If your eyes have ever been drawn to the arrangement of leaves on a plant stem, the texture of a pineapple or the scales of a pinecone, then you have unknowingly witnessed brilliant examples of mathematical patterns in nature.
The discovery and rescue of four young Indigenous children, 40 days after the aircraft they were travelling in crashed in the remote Colombian rainforest, was hailed in the international press as a “miracle in the jungle”. But as an anthropologist who has spent more than a year living among the Andoque people in the region, conducting ethnographic fieldwork, I cannot simply label this as a miraculous event.
At least, not a miracle in the conventional sense of the word. Rather, the survival and discovery of these children can be attributed to the profound knowledge of the intricate forest and the adaptive skills passed down through generations by Indigenous people.
Apple recently unveiled its Vision Pro headset at the Worldwide Developers Conference in California. With it, Apple is venturing into a market of head-mounted devices (HMDs) – which are usually just displays, but in this case is more of a complete computer attached to your head – as well as the worlds of virtual reality (VR), augmented reality (AR) and mixed reality (MR).
From the earliest arrivals of what would become Preston’s “Windrush generation”, the status of the Caribbean diaspora was hotly contested in this post-industrial Lancashire town, as elsewhere. Discrimination and prejudice dogged the daily lives of people from the Caribbean who made their home here.
There’s a scene in the latest Fast & Furious film, Fast X, where Aimes (Alan Ritchson) – the government agent tasked with apprehending Dom (Vin Diesel) and his crew – gives a rundown of the heroes’ backstory:
Let’s start back at the beginning … Los Angeles, 2001 … Humble roots, local kids … Street racers who became hijackers … Graduated to high-speed smuggling, mobile jailbreaks, train robberies … If it could be done in a car, they did it … If it violates the laws of God and gravity, they did it twice.
Any thoughts of escaping to a more natural life was regarded as being sinful. The idea of being unfaithful to your vocation was a step on the way to hell. It would be a mortal sin.
These are the words of Mary, my mother. She was just 15 when she entered a convent in Ireland in 1950 and 34 by the time she finally managed to leave. She had been expressing doubts to her superiors since her early twenties but years of “brainwashing” and the very real fear of her and her family facing eternal damnation made breaking her vows seem impossible.
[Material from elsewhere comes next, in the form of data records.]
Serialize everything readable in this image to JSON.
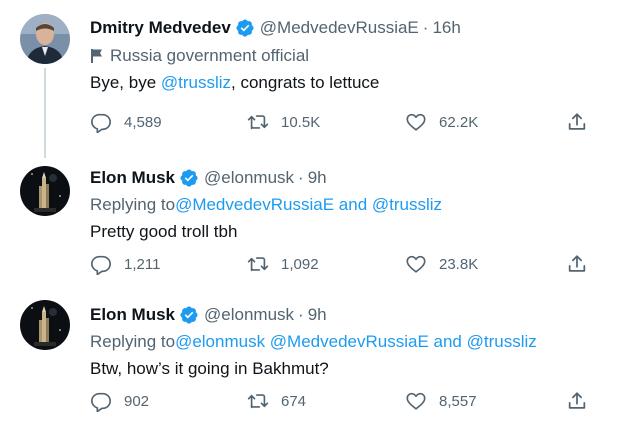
{
  "tweets": [
    {
      "author_name": "Dmitry Medvedev",
      "handle": "@MedvedevRussiaE",
      "separator": "·",
      "time": "16h",
      "affiliation_label": "Russia government official",
      "body_prefix": "Bye, bye ",
      "body_mention": "@trussliz",
      "body_suffix": ", congrats to lettuce",
      "replies": "4,589",
      "retweets": "10.5K",
      "likes": "62.2K"
    },
    {
      "author_name": "Elon Musk",
      "handle": "@elonmusk",
      "separator": "·",
      "time": "9h",
      "replying_prefix": "Replying to ",
      "replying_mentions": "@MedvedevRussiaE and @trussliz",
      "body": "Pretty good troll tbh",
      "replies": "1,211",
      "retweets": "1,092",
      "likes": "23.8K"
    },
    {
      "author_name": "Elon Musk",
      "handle": "@elonmusk",
      "separator": "·",
      "time": "9h",
      "replying_prefix": "Replying to ",
      "replying_mentions": "@elonmusk @MedvedevRussiaE and @trussliz",
      "body": "Btw, how’s it going in Bakhmut?",
      "replies": "902",
      "retweets": "674",
      "likes": "8,557"
    }
  ],
  "icons": {
    "verified": "verified-badge-icon",
    "government": "government-flag-icon",
    "reply": "reply-icon",
    "retweet": "retweet-icon",
    "like": "heart-icon",
    "share": "share-icon"
  },
  "colors": {
    "accent": "#1d9bf0",
    "text": "#0f1419",
    "secondary": "#536471",
    "thread_line": "#cfd9de"
  }
}
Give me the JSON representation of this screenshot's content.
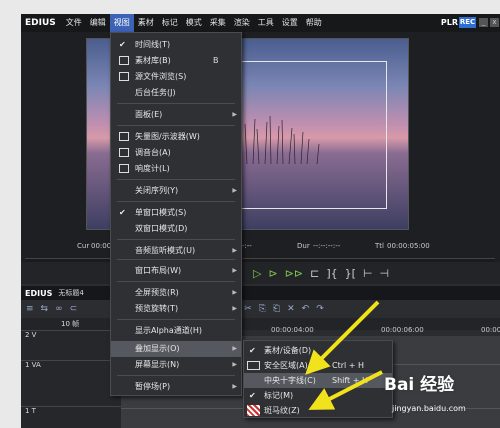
{
  "app": {
    "logo": "EDIUS",
    "plr": "PLR",
    "rec": "REC"
  },
  "menubar": [
    "文件",
    "编辑",
    "视图",
    "素材",
    "标记",
    "模式",
    "采集",
    "渲染",
    "工具",
    "设置",
    "帮助"
  ],
  "preview": {
    "cur_label": "Cur",
    "cur_value": "00:00",
    "dash1": "-:--:--:--",
    "dur_label": "Dur",
    "dur_value": "--:--:--:--",
    "ttl_label": "Ttl",
    "ttl_value": "00:00:05:00"
  },
  "timeline": {
    "logo": "EDIUS",
    "sequence": "无标题4",
    "zoom": "10 帧",
    "ruler": [
      "00:00:04:00",
      "00:00:06:00",
      "00:00:08:00"
    ],
    "tracks": [
      {
        "name": "2 V",
        "mark": "日"
      },
      {
        "name": "1 VA",
        "mark": "日"
      },
      {
        "name": "1 T",
        "mark": ""
      }
    ]
  },
  "view_menu": {
    "items": [
      {
        "label": "时间线(T)",
        "check": true
      },
      {
        "label": "素材库(B)",
        "icon": "bin-icon",
        "shortcut": "B"
      },
      {
        "label": "源文件浏览(S)",
        "icon": "browser-icon"
      },
      {
        "label": "后台任务(J)"
      },
      {
        "label": "面板(E)",
        "submenu": true
      },
      {
        "label": "矢量图/示波器(W)",
        "icon": "scope-icon"
      },
      {
        "label": "调音台(A)",
        "icon": "mixer-icon"
      },
      {
        "label": "响度计(L)",
        "icon": "loudness-icon"
      },
      {
        "label": "关闭序列(Y)",
        "submenu": true
      },
      {
        "label": "单窗口模式(S)",
        "check": true
      },
      {
        "label": "双窗口模式(D)"
      },
      {
        "label": "音频监听模式(U)",
        "submenu": true
      },
      {
        "label": "窗口布局(W)",
        "submenu": true
      },
      {
        "label": "全屏预览(R)",
        "submenu": true
      },
      {
        "label": "预览旋转(T)",
        "submenu": true
      },
      {
        "label": "显示Alpha通道(H)"
      },
      {
        "label": "叠加显示(O)",
        "submenu": true,
        "highlight": true
      },
      {
        "label": "屏幕显示(N)",
        "submenu": true
      },
      {
        "label": "暂停场(P)",
        "submenu": true
      }
    ]
  },
  "overlay_submenu": {
    "items": [
      {
        "label": "素材/设备(D)",
        "check": true
      },
      {
        "label": "安全区域(A)",
        "shortcut": "Ctrl + H",
        "icon": "safe-area-icon"
      },
      {
        "label": "中央十字线(C)",
        "shortcut": "Shift + H",
        "highlight": true
      },
      {
        "label": "标记(M)",
        "check": true
      },
      {
        "label": "斑马纹(Z)",
        "icon": "zebra-icon"
      }
    ]
  },
  "watermark": {
    "brand": "Bai 经验",
    "url": "jingyan.baidu.com"
  },
  "colors": {
    "highlight": "#55595f",
    "accent": "#3d62b6",
    "arrow": "#f2e21c",
    "play": "#7ec64a"
  }
}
What makes for the ultimate beer drinking experience? Some like theirs in a frosty glass, others with a wedge of lime. But when it comes to froth – or the head as it’s commonly known – what’s the best amount and how can it be achieved?
Too much froth and you’re left with a smear of bubbles across your face and hanging from your nose as you desperately try to get at the beer beneath. But too little will cause problems in your stomach.
Presented since 1979, the Venice Architecture Biennale (La Biennale di Venezia) is possibly the most influential architecture exhibition in the world. For the first time, this year’s edition is curated by an African architect, Lesley Lokko. She has ensured that a strong African presence is the central feature of the show. Indeed, the 2023 exhibition is part of an undeniable shift towards a more just representation in global architecture.
Peter Rabbit, the cute and wily bunny who wears a bright blue jacket, is the best-selling creation of English author Beatrix Potter. Originally published in 1902, the Tale of Peter Rabbit – the first of 23 tales in the series – has since been translated into more than 45 languages and sold over 45 million copies.